Scott Wallin and The Farmers Market Cocktail.
Winner: Scott Wallin
Drink: The Farmers Market Cocktail
With a professional cocktail contest brewing for the fall (email email@example.com for details), we limited our summer mixology battle to home bartenders, but that didn’t hurt the quality of the drinks one bit. That’s in part because two-time runner-up Sonny Chehl returned to go for the gold again — “Susan Lucci is my godmother,” he quipped of the soap star that took 19 years to win an Emmy — but, alas, the lawyer came in second again, this time losing to graphic-designer-by-day Scott Wallin. Pledged Chehl, “Next year, my drink will be called the Bridesmaid.”
Date: Thursday, June 14
Venue: Harry’s Plaza Cafe’s Ranchero Room
MC: Travis Mañach, educator
Judges: Kevin Hebert, manager, Harry’s;
Mandy Huffaker Chinn, previous winner, Sly’s; Shannon Kelley, senior calendar editor, The Independent; Ethan Stewart, staff writer, The Independent; George Yatchisin, food editor, The Independent
Wallin’s Farmers Market Cocktail, meanwhile, was a seamless mix of ginger, strawberry, pomegranate, cucumber, grapefruit, and vodka, with just enough lime juice to prevent sugar shock. As judge Mandy Huffaker Chinn from Sly’s put it, “This is the drink I’d want a second one of.”
Wallin and his wife recently moved to Santa Barbara from Pasadena and quickly got in the habit of walking everywhere and making meals based on what’s available at the Tuesday and Saturday farmers markets. “Mixing drinks is an extension of my graphic design and letterpress business, Spiffy Press,” said Wallin. “I enjoy the creativity of design and mixing fonts for an eclectic look. Then I take it one step further and print my designs on a Vandercook letterpress I own and have in my garage. The whole idea of mixing old and new methods, whether it’s for a design project or a cocktail, is really fun for me.”
Indeed, Wallin brought a letterpressed card to the contest that not only provided his drink’s recipe but also included the health benefits of all its ingredients on the back.

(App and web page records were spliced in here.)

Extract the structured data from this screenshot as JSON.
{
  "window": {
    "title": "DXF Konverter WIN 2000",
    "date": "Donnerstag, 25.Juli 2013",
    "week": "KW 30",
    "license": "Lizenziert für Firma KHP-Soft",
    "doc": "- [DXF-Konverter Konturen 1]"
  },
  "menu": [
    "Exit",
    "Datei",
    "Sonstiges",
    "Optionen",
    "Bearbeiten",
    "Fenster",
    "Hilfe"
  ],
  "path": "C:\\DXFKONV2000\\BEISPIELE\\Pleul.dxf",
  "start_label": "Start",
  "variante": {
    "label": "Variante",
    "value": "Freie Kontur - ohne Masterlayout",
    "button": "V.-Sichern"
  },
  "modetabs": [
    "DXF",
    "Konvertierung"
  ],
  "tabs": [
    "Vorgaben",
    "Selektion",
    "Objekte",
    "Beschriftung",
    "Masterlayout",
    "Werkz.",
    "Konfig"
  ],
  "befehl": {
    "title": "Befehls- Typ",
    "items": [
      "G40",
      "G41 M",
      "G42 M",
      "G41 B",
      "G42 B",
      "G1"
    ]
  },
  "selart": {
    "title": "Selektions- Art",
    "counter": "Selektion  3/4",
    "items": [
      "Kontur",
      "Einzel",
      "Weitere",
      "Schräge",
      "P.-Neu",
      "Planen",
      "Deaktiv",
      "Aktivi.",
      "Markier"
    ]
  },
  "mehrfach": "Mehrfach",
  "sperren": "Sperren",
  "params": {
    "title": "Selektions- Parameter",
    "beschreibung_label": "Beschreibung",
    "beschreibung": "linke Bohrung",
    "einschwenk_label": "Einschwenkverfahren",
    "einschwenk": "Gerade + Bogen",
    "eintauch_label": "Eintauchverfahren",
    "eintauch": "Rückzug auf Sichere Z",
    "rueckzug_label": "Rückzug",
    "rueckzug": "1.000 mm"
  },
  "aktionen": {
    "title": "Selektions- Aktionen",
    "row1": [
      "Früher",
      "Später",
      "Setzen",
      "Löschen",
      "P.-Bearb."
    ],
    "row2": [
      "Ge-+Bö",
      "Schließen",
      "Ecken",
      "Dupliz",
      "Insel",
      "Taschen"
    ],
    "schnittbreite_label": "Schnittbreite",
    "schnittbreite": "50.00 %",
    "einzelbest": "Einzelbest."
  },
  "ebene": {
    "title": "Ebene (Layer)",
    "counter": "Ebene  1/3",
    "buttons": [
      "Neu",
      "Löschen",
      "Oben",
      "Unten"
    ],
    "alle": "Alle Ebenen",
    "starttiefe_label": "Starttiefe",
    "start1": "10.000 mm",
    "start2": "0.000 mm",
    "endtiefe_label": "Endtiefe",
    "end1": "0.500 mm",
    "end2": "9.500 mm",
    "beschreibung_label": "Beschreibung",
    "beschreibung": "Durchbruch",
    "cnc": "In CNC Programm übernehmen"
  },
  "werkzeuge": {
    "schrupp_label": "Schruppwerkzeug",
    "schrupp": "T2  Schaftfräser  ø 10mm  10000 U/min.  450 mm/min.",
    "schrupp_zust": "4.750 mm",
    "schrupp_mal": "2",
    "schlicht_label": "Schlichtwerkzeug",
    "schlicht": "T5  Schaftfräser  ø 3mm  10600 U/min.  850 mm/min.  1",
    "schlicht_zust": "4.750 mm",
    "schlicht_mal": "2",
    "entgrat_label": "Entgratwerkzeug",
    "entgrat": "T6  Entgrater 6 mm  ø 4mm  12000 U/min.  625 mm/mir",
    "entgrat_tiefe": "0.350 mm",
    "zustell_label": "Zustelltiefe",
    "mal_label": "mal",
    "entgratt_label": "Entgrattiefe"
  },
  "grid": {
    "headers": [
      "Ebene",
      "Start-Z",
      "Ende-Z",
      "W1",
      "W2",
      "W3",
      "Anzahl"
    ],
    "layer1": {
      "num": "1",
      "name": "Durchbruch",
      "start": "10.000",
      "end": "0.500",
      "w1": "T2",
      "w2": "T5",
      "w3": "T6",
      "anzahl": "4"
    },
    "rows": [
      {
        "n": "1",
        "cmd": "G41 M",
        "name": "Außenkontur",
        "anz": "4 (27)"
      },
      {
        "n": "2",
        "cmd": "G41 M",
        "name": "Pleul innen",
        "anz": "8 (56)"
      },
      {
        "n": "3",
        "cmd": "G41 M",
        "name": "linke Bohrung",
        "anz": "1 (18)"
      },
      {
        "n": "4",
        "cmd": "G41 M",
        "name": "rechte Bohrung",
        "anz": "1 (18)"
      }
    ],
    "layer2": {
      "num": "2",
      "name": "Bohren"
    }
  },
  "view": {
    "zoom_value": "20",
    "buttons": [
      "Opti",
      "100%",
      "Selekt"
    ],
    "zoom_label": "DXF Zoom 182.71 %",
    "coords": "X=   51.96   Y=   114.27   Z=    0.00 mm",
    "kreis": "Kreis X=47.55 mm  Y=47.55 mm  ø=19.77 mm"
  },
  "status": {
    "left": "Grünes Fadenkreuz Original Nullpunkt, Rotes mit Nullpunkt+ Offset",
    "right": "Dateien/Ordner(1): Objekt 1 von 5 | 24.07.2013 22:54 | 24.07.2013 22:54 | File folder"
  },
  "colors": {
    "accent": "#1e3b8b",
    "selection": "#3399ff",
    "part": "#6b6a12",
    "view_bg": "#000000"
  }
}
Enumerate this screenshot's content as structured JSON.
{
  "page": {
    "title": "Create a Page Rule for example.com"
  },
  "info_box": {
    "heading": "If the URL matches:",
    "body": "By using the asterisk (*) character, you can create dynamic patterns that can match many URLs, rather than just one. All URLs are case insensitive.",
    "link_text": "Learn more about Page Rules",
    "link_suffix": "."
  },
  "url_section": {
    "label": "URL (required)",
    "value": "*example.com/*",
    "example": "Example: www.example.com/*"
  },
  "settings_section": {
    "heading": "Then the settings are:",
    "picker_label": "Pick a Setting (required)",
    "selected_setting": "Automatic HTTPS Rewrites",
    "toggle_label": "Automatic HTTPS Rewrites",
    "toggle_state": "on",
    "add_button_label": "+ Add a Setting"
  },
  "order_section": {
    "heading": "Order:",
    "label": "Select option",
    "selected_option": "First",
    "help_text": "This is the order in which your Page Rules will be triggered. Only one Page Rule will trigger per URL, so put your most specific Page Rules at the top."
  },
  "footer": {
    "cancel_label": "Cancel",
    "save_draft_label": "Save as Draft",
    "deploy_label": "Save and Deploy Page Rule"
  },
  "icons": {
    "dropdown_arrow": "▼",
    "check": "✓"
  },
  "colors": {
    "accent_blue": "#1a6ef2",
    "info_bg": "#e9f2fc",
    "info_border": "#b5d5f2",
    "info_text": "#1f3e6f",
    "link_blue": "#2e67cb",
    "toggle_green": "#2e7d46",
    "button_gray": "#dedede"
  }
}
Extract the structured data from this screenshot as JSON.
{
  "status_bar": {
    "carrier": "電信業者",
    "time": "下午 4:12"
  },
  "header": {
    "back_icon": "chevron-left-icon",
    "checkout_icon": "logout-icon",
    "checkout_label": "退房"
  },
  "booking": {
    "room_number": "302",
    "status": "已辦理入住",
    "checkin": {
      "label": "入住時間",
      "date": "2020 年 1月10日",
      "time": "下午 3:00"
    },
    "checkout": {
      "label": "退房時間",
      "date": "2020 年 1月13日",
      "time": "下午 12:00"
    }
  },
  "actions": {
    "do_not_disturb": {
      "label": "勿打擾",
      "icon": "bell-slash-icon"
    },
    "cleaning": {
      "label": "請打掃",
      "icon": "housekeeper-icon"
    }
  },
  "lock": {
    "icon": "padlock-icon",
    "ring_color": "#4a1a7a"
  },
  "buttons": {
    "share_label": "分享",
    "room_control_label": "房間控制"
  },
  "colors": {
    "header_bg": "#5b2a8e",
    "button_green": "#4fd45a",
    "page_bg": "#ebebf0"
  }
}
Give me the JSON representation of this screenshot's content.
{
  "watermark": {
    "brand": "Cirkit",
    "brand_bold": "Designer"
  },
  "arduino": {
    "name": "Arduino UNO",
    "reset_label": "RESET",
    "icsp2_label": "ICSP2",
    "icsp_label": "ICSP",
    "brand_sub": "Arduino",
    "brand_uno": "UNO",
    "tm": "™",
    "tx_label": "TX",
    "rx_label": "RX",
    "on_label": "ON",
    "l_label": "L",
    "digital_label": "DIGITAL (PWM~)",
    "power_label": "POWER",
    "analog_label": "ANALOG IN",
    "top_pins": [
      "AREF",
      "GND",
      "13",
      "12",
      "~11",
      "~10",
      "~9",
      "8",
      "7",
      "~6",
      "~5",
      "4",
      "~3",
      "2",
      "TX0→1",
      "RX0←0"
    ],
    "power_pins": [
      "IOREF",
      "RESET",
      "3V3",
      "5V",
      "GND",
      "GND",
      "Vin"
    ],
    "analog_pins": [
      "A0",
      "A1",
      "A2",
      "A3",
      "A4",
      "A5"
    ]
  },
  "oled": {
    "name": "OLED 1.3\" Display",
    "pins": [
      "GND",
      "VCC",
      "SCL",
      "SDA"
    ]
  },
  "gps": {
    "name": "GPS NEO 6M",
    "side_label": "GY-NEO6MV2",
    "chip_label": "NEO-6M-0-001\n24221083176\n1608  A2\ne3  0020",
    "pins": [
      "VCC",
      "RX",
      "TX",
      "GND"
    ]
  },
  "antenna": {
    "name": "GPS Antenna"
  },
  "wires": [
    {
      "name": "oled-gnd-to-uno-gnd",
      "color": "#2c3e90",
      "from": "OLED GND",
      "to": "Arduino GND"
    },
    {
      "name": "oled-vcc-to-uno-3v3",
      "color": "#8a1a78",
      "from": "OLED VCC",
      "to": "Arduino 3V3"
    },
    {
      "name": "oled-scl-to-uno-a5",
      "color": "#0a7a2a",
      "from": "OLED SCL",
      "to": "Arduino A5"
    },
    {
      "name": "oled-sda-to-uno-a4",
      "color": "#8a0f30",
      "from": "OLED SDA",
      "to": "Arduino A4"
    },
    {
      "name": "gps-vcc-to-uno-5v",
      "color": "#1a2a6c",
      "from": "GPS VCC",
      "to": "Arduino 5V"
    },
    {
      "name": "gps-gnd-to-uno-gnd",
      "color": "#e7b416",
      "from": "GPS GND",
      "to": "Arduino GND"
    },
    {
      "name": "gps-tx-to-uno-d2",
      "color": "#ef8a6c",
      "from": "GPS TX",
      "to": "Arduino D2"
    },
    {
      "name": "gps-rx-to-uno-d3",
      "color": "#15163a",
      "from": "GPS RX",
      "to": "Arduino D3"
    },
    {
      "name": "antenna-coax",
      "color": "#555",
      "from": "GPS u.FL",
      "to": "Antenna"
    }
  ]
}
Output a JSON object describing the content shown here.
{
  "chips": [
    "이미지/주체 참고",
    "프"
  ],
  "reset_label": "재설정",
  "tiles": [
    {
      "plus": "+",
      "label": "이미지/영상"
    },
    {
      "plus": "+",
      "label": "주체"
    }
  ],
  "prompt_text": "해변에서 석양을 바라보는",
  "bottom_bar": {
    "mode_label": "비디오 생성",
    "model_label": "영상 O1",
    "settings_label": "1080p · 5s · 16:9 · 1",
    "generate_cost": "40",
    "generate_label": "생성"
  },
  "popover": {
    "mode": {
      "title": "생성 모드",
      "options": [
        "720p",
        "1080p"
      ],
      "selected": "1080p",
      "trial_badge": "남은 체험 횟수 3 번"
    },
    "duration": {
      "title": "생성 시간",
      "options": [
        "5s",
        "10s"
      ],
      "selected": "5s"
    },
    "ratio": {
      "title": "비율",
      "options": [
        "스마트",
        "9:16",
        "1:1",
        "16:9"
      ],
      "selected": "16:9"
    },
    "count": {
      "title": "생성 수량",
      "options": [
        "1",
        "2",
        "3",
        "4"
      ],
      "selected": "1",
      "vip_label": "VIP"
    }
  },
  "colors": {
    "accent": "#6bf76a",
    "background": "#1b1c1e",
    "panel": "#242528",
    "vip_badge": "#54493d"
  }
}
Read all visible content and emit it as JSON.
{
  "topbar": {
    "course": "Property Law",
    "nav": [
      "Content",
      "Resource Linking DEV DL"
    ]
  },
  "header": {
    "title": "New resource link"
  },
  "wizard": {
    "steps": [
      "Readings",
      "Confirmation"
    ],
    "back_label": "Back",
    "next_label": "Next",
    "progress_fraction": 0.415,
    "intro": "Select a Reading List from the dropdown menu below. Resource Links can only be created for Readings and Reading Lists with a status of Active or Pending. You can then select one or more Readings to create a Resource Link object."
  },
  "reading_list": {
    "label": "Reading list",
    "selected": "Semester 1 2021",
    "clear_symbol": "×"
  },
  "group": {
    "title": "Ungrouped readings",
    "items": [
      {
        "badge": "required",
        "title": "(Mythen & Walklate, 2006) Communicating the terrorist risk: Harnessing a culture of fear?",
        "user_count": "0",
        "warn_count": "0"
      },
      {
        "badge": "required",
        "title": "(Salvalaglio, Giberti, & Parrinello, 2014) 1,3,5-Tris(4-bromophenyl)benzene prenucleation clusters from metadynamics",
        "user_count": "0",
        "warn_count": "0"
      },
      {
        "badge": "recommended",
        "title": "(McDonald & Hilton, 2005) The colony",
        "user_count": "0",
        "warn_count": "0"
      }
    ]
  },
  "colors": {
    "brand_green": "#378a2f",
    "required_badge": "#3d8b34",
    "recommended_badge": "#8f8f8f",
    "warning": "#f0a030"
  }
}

His huge cheering section didn’t hurt either, including his mom, who beamed a proud, “That’s my boy!” upon victory.
“Keep mixing!” Wallin said to home bartenders. “Make mistakes — they still taste pretty good, and there are always friends to share them with — and refine your drink with your favorite ingredients until you get it right.” Wallin and all of our other contestants certainly did.
The Santa Barbara Independent’s Cocktail Competition
Farmers Market Cocktail
Makes 2 drinks.
two ¼” slices fresh ginger root,
cut into cubes
Three ¼” slices fresh Persian cucumber, cut in half
2 medium-sized fresh strawberries, cut in half
1 wedge fresh lime
6 oz. vodka
2 oz. fresh-squeezed grapefruit juice
4 oz. 100% pomegranate juice
2 tsps. scratch-made ginger simple syrup
Put ginger, cucumber, and strawberry into the bottom of a large cocktail shaker. Squeeze in the lime juice. Muddle together for 1 minute. Add 1 oz. vodka. Muddle another 30 seconds. Fill shaker ⅔ full with ice. Add remaining vodka, grapefruit juice, pomegranate juice, and ginger simple syrup to shaker. Add lid to shaker and shake vigorously for 1 minute. Pour mixture through a fine-screened strainer into well-chilled martini glasses.
Drop a very thin slice of fresh cucumber into the top of the drink.